See Article History Alternative Titles: An abolitionist novel, it achieved wide popularity, particularly among white readers in the North, by vividly dramatizing the experience of slavery. Harley, the slave trader, examining one of the human lots up for auction, illustration from an early edition c. While being transported by boat to auction in New OrleansTom saves the life of Little Evawhose grateful father then purchases Tom.
The cabin where Henson lived while he was enslaved no longer exists, but a cabin on the Riley farm erroneously thought to be the Henson Cabin was purchased by the Montgomery County, Marylandgovernment in American Slavery As It Is: In Cincinnati the Underground Railroad had local abolitionist sympathizers and was active in efforts to help runaway slaves on their escape route from the South.
It was originally intended as a shorter narrative that would run for only a few weeks. Stowe expanded the story significantly, however, and it was instantly popular, such that several protests were sent to the Era office when she missed an issue.
Jewett contacted Stowe about turning the serial into a book. Convinced the book would be popular, Jewett made the unusual decision for the time to have six full-page illustrations by Hammatt Billings engraved for the first printing.
A number of other editions were soon printed including a deluxe edition infeaturing illustrations by Billings. At that point, however, "demand came to an unexpected halt Jewett and Company The book opens with a Kentucky farmer named Arthur Shelby facing the loss of his farm because of debts.
When Eliza overhears Mr. Shelby discussing plans to sell Tom and Harry, Eliza determines to run away with her son. The novel states that Eliza made this decision because she fears losing her only surviving child she had already miscarried two children. Eliza departs that night, leaving a note of apology to her mistress.
Tom is sold and placed on a riverboat which sets sail down the Mississippi River. While on board, Tom meets and befriends a young white girl named Eva. Clare buys Tom from the slave trader and takes him with the family to their home in New Orleans.
Tom and Eva begin to relate to one another because of the deep Christian faith they both share.
They decide to attempt to reach Canada. However, they are tracked by a slave hunter named Tom Loker. Eventually Loker and his men trap Eliza and her family, causing George to shoot him in the side.
Worried that Loker may die, Eliza convinces George to bring the slave hunter to a nearby Quaker settlement for medical treatment. Back in New OrleansSt. Clare debates slavery with his Northern cousin Ophelia who, while opposing slavery, is prejudiced against black people.
Clare, however, believes he is not biased, even though he is a slave owner.
In an attempt to show Ophelia that her views on blacks are wrong, St. Clare purchases Topsy, a young black slave, and asks Ophelia to educate her.
After Tom has lived with the St. Clares for two years, Eva grows very ill.
Before she dies she experiences a vision of heavenwhich she shares with the people around her.
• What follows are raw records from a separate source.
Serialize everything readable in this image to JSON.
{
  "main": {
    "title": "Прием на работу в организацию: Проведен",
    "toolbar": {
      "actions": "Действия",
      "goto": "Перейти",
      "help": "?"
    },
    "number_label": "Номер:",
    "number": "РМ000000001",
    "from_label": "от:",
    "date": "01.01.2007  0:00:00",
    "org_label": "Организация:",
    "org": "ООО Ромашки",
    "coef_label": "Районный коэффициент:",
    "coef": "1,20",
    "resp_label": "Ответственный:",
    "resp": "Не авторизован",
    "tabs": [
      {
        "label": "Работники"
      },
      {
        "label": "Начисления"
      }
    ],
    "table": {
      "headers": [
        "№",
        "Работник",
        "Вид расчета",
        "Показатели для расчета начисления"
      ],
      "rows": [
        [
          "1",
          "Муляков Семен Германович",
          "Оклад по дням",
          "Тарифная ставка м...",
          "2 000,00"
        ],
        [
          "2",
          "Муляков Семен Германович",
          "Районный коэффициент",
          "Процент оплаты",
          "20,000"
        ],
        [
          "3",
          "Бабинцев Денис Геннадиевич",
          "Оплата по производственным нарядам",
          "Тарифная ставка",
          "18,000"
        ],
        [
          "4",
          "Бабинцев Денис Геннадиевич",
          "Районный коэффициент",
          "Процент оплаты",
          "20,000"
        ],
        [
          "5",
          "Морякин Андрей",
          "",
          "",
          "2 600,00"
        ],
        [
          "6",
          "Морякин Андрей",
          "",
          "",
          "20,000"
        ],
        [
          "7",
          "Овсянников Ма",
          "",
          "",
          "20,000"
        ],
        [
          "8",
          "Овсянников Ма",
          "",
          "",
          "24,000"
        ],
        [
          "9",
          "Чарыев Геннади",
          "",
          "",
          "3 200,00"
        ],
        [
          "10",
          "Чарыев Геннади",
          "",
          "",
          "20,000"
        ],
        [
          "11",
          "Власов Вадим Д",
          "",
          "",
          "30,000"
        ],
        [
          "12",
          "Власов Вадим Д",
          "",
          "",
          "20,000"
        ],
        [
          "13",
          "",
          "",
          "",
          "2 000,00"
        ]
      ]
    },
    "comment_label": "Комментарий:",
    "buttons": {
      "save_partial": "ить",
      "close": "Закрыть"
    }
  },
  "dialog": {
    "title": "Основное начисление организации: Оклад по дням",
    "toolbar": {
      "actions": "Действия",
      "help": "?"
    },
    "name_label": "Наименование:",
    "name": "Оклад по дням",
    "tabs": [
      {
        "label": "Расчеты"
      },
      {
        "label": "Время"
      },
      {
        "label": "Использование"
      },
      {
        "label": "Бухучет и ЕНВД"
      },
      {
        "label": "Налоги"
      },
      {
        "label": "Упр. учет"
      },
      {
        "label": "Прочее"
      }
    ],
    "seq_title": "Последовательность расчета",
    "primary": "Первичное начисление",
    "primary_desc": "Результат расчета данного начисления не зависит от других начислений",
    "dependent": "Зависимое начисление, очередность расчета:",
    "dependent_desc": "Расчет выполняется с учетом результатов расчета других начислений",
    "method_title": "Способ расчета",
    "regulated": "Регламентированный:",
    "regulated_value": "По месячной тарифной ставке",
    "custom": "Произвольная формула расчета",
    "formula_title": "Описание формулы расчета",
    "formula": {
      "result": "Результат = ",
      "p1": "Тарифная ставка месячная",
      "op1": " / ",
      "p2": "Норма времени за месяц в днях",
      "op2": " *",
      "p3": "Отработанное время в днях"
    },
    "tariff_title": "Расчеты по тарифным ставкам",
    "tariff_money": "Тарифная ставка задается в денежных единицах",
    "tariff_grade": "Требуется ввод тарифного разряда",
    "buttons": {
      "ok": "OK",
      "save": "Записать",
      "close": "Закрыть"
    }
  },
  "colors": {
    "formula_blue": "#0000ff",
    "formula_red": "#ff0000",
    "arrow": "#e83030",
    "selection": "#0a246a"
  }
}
As a result of her death and vision, the other characters resolve to change their lives, with Ophelia promising to throw off her personal prejudices against blacks, Topsy saying she will better herself, and St.
Clare pledging to free Tom.The eNotes Study Guide contains many thousands of words about every aspect of Uncle Tom's Cabin. It even contains a chapter by chapter summary of the novel. Under "References" (see link below) the. Uncle Tom's Cabin, or Life Among the Lowly, is an anti-slavery novel written by Harriet Beecher Stowe.
Uncle Tom's Cabin became the best selling novel of the 19th-century, selling over , The year is Boston is a Puritan settlement, and one of its citizens, Hester Prynne, is led from the prison to the scaffold to stand in judgment before the town magistrates.
In her arms, she.
Uncle Tom's Cabin: Uncle Tom’s Cabin is an abolitionist novel by Harriet Beecher Stowe that was published in serialized form in the United States in –52 and in book form in It achieved wide-reaching popularity, particularly among white Northern readers, through its vivid dramatization of the experience of slavery.
Get an answer for 'What were the effects of Uncle Tom's Cabin on American public opinion about slavery?' and find homework help for other Uncle Tom's Cabin questions at eNotes. Uncle Tom’s Cabin is the most affecting and influential novel in American history. Upon meeting Harriet Beecher Stowe, the novel’s author, Abraham Lincoln reportedly said.